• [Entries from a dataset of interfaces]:

· · · · ·

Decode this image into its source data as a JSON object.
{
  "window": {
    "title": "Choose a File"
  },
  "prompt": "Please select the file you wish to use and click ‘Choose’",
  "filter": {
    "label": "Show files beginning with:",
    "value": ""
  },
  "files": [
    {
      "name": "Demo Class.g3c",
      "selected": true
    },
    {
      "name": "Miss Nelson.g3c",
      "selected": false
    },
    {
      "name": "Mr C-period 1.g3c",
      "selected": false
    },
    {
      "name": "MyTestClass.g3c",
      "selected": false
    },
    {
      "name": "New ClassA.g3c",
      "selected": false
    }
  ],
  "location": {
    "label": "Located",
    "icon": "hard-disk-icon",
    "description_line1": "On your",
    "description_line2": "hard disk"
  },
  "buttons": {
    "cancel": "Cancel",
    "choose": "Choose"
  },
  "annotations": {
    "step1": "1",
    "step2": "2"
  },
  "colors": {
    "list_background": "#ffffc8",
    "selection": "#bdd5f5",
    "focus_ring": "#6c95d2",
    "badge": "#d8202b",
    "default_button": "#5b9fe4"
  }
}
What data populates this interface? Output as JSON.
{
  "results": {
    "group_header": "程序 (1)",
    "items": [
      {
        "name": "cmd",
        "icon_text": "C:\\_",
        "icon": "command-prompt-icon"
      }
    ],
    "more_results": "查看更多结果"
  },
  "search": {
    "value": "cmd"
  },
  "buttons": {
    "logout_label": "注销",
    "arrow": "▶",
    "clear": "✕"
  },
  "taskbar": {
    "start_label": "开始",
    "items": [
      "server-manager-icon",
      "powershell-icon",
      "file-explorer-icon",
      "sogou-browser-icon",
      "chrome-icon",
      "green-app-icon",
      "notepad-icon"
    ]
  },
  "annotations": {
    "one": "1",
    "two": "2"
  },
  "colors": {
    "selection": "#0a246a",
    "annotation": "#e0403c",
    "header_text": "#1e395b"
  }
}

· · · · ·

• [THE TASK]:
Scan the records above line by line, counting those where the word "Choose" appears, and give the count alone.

• [RESPONSE BOX]:
3